It's a long shot, but your situation might just be the same---i.e. the problem is on your ISP's end; either they did something bad with the particular IP your linux laptop gets, or the whole subnet is having routing problems?

Daniel said...

The Linux machine may be asking for a "bad" ip -- can you reset your DHCP client so it asks for a new lease?

Steinar H. Gunderson said...

I have to agree with Justin, this smells MTU issues even though it might be a long shot. The HTTP page hanging is one of those typical issues, where the first packet of the page never comes down. Usually such a too large packet should either be fragmented, or there should be an ICMP Fragmentation Needed, but I've seen ISPs who in their wisdom block that ICMP type (!!).

If it works from the router but not from the clients, try the tcpmss target to iptables. this page has a brief description, which also mentions a few symptoms that probably mirror yours.

BTW, the other IP address over DHCP is a red herring; this is perfectly normal, as what identifies you is a combination of MAC address and something called a client ID. Your DHCP server has to bend the standard quite a bit to give the same address to both installations.

/* Steinar */

Olaf said...

It's easy to change the MAC of a NIC in Windows, so there's little need to use that USB NIC.

> as what identifies you is a combination of MAC address and something called a client ID.

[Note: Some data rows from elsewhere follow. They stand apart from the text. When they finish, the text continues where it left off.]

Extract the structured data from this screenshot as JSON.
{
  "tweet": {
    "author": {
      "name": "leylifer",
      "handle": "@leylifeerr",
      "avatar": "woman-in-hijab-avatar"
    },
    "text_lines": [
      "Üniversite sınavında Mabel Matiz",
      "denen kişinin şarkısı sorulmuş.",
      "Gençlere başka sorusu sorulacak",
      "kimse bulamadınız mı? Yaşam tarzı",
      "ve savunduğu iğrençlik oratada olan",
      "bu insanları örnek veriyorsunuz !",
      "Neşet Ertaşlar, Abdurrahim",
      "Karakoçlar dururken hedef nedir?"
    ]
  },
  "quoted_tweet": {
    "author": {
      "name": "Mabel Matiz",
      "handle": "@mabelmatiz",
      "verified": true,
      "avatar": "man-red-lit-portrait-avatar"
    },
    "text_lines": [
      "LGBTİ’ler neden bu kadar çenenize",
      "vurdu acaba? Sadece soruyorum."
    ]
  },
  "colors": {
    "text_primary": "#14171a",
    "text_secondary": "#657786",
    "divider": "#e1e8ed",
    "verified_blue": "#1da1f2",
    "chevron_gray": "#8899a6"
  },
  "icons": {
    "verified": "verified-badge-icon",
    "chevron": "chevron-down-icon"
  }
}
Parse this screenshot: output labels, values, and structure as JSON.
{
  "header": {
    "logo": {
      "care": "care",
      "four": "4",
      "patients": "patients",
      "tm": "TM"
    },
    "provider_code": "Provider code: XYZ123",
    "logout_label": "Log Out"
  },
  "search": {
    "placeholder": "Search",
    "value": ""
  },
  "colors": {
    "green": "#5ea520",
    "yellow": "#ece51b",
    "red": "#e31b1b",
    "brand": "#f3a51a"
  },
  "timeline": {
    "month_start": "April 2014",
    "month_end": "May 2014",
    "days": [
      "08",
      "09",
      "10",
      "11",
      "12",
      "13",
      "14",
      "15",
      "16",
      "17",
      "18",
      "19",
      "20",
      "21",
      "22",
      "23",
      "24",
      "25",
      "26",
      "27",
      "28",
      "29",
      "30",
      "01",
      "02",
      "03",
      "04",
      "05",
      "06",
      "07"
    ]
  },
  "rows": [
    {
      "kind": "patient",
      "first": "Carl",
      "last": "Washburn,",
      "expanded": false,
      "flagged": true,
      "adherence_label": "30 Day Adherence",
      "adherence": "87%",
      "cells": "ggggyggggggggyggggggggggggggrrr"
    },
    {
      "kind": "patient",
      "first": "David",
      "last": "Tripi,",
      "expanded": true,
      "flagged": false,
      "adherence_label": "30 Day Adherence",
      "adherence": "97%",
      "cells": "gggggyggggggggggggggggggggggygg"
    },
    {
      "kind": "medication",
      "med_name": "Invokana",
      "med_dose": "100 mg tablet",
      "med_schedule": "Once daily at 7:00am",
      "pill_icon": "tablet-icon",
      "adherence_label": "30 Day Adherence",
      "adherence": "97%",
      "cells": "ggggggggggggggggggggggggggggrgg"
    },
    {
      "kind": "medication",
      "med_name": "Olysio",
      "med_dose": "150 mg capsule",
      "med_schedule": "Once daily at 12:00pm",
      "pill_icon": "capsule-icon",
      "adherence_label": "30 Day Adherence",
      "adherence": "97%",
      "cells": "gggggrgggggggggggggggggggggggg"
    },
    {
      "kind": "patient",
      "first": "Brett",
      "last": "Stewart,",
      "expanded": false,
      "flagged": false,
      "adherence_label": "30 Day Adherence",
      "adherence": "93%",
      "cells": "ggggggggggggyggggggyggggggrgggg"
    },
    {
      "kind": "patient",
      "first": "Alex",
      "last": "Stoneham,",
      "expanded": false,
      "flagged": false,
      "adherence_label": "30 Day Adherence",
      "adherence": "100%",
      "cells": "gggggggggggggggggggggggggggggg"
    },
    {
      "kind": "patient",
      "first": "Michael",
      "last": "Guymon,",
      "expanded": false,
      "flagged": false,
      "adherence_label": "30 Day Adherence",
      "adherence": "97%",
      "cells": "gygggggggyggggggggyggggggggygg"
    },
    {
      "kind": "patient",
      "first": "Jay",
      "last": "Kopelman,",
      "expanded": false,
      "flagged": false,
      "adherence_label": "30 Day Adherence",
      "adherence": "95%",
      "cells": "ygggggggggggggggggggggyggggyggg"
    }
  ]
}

What is it called exactly?
I really thought it was just MAC.

eddyp said...

As far as I remember "ipconfig /all" on windows will let you see the dhcp server which provided the lease.

No, I tried this before posting. It only shows when the lease was obtained and until when is valid.

Olaf said...

It does for me:
Ethernet-adapter LAN-verbinding:

Verbindingsspec. DNS-achtervoegsel: lokaal
Beschrijving . . . . . . . . . . .:
Realtek RTL8168/8111 PCI-E Gigabit Ethernet NIC
Fysiek adres. . . . . . . . . . . : 00-17-31-64-23-C5
DHCP ingeshakeld. . . . . . . . . : ja
Autom. configuratie ingeschakeld. : ja
IP-adres. . . . . . . . . . . . . :
Subnetmasker. . . . . . . . . . . :
Standaardgateway. . . . . . . . . :
DHCP-server . . . . . . . . . . . :
DNS-servers . . . . . . . . . . . :
Lease verkregen . . . . . . . . . : woensdag 14 november 2007 17:05:00
Lease verlopen . . . . . . . . . : donderdag 15 november 2007 1:05:00

eddyp said...

Justin said...

Strange problems+DSL generally == MTU issues.

Did you check your MTU settings?

and yeah, a capture would help :)

Steinar H. Gunderson said...

I have to agree with Justin, this smells MTU issues even though it might be a long shot.

That was it, thanks. There is some weirdry going on, I suppose somewhere in the setup of the ISP.

eddyp said...
This comment has been removed by the author.
Olaf said...

I would guess it's this line:
DHCP-server . . . . . . . . . . . :

Anonymous said...
This comment has been removed by a blog administrator.